He’s also shown little regard for the priorities of past House speakers and Senate presidents. In June, he vetoed the top priorities of the then-House speaker and Senate president, joking about the cuts while both men flanked him on stage.

DeSantis is aware of his influence over state lawmakers, according to his book “The Courage to be Free,” released last week. In one part, he writes that his ability to veto specific projects in the state budget gave him “a source of leverage … to wield against the Legislature.”

The state’s legislative leaders in 2023, Passidomo and House Speaker Paul Renner, R-Palm Coast, consider themselves ideologically aligned with the governor.

“We have a very, very similar philosophical view of things on really every issue,” Renner said in November.

Republicans have two-thirds supermajorities in the Legislature, an advantage that allows them to further limit Democratic opposition on bills. The last two Republican legislators willing to publicly criticize their leaders’ agendas left office last year. Multiple moderate House Republicans decided not to run again last year.

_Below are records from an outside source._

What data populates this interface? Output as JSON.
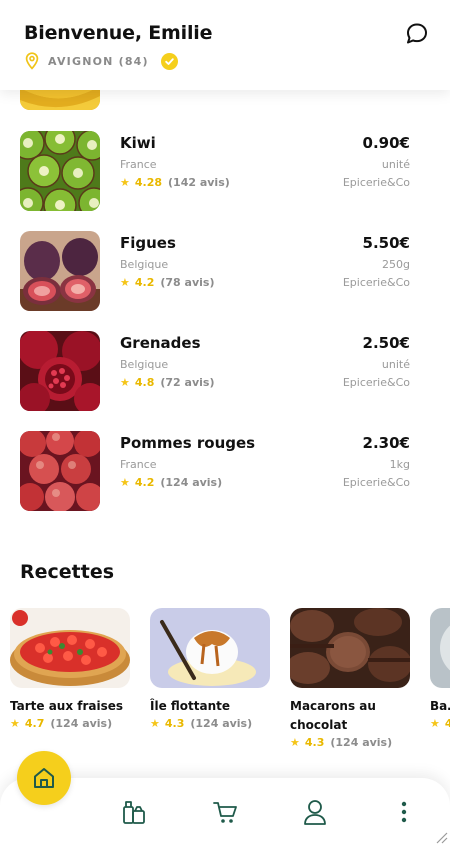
{
  "header": {
    "title": "Bienvenue, Emilie",
    "location": "AVIGNON (84)",
    "location_icon": "map-pin-icon",
    "verified_icon": "check-circle-icon",
    "chat_icon": "chat-bubble-icon"
  },
  "products": [
    {
      "name": "Kiwi",
      "origin": "France",
      "rating": "4.28",
      "reviews": "(142 avis)",
      "price": "0.90€",
      "unit": "unité",
      "shop": "Epicerie&Co"
    },
    {
      "name": "Figues",
      "origin": "Belgique",
      "rating": "4.2",
      "reviews": "(78 avis)",
      "price": "5.50€",
      "unit": "250g",
      "shop": "Epicerie&Co"
    },
    {
      "name": "Grenades",
      "origin": "Belgique",
      "rating": "4.8",
      "reviews": "(72 avis)",
      "price": "2.50€",
      "unit": "unité",
      "shop": "Epicerie&Co"
    },
    {
      "name": "Pommes rouges",
      "origin": "France",
      "rating": "4.2",
      "reviews": "(124 avis)",
      "price": "2.30€",
      "unit": "1kg",
      "shop": "Epicerie&Co"
    }
  ],
  "recipes_section": {
    "title": "Recettes",
    "items": [
      {
        "title": "Tarte aux fraises",
        "rating": "4.7",
        "reviews": "(124 avis)"
      },
      {
        "title": "Île flottante",
        "rating": "4.3",
        "reviews": "(124 avis)"
      },
      {
        "title": "Macarons au chocolat",
        "rating": "4.3",
        "reviews": "(124 avis)"
      },
      {
        "title": "Ba…",
        "rating": "4",
        "reviews": ""
      }
    ]
  },
  "nav": {
    "home_icon": "home-icon",
    "items": [
      "shop-icon",
      "cart-icon",
      "profile-icon",
      "more-vertical-icon"
    ]
  },
  "colors": {
    "accent": "#f5cf1c",
    "star": "#f5c518",
    "nav_icon": "#1f5a4a",
    "muted": "#9a9a9a"
  }
}
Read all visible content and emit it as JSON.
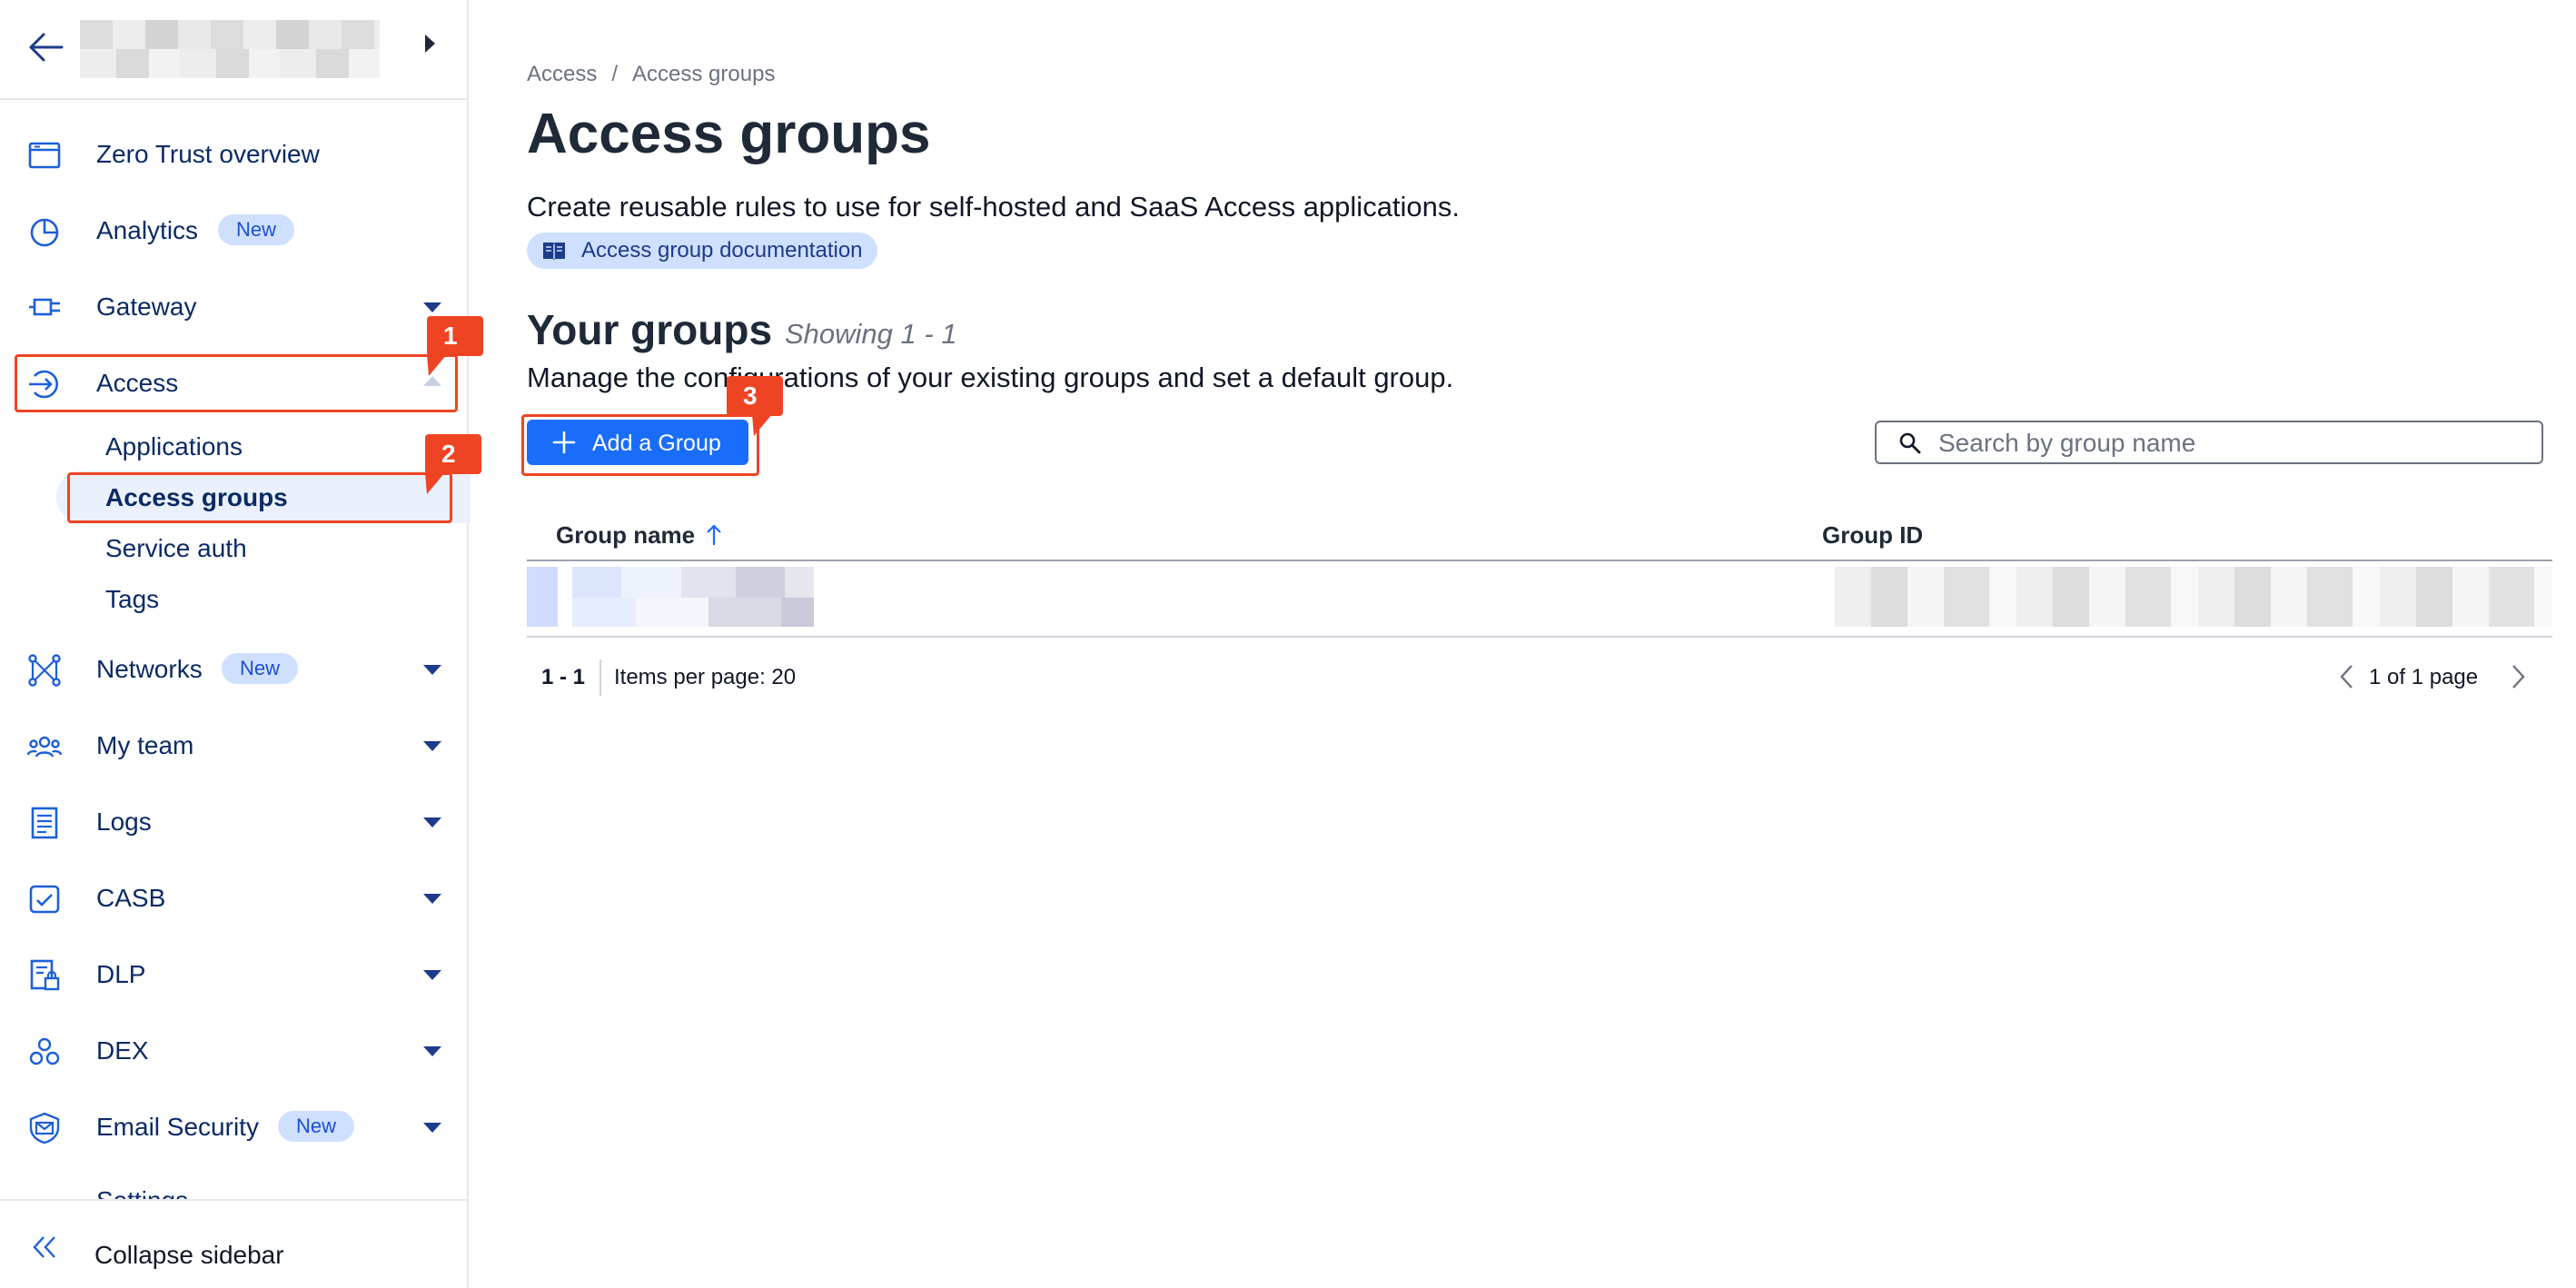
{
  "sidebar": {
    "items": [
      {
        "label": "Zero Trust overview"
      },
      {
        "label": "Analytics",
        "badge": "New"
      },
      {
        "label": "Gateway"
      },
      {
        "label": "Access"
      },
      {
        "label": "Networks",
        "badge": "New"
      },
      {
        "label": "My team"
      },
      {
        "label": "Logs"
      },
      {
        "label": "CASB"
      },
      {
        "label": "DLP"
      },
      {
        "label": "DEX"
      },
      {
        "label": "Email Security",
        "badge": "New"
      }
    ],
    "access_sub": [
      "Applications",
      "Access groups",
      "Service auth",
      "Tags"
    ],
    "settings_peek": "Settings",
    "collapse_label": "Collapse sidebar"
  },
  "annotations": [
    "1",
    "2",
    "3"
  ],
  "main": {
    "breadcrumb": [
      "Access",
      "/",
      "Access groups"
    ],
    "title": "Access groups",
    "description": "Create reusable rules to use for self-hosted and SaaS Access applications.",
    "doc_link": "Access group documentation",
    "section_title": "Your groups",
    "section_count": "Showing 1 - 1",
    "section_desc": "Manage the configurations of your existing groups and set a default group.",
    "add_button": "Add a Group",
    "search_placeholder": "Search by group name",
    "columns": [
      "Group name",
      "Group ID"
    ],
    "pagination": {
      "range": "1 - 1",
      "per_page": "Items per page: 20",
      "page_info": "1 of 1 page"
    }
  },
  "colors": {
    "accent": "#1a6dfa",
    "annotation": "#ef4423",
    "nav_text": "#0b2a66",
    "badge_bg": "#cfe0ff"
  }
}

DeSantis’ sway over the Legislature has not gone unnoticed.

When Luis Valdes, the Florida director for Gun Owners of America, spoke to lawmakers last month, he was upset that legislators weren’t allowing gun owners to openly carry firearms. He concluded that it must be because DeSantis didn’t want it.

“If he tells the Legislature to jump, they ask, ‘How high?’” he said.

Former lawmakers and observers have noticed the shift in Tallahassee.

Former Republican lawmaker Mike Fasano laments that legislators don’t exercise the power they used to have. But Fasano, who supports DeSantis, said the governor’s popularity makes it risky to go against him.

“A Republican in the Legislature, I’m sure, is aware of that,” Fasano said.

Senate Minority Leader Lauren Book, D-Plantation, who grew up in the legislative process thanks to her father, a big-time Tallahassee lobbyist, said the changes in the Legislature are obvious.

“This is not the same Florida Senate, Florida House, as it was when the titans were here,” Book said.

DeSantis’ culture wars have overshadowed more practical problems in Florida, such as the high costs of rent and auto and homeowners insurance, said House Minority Leader Fentrice Driskell, D-Tampa.

Passidomo has proposed broad legislation to create more affordable housing, but the governor has not endorsed the bill.

Driskell said Floridians want a pragmatist, not a populist, as governor.

“This governor has never seemed to care to know the difference.”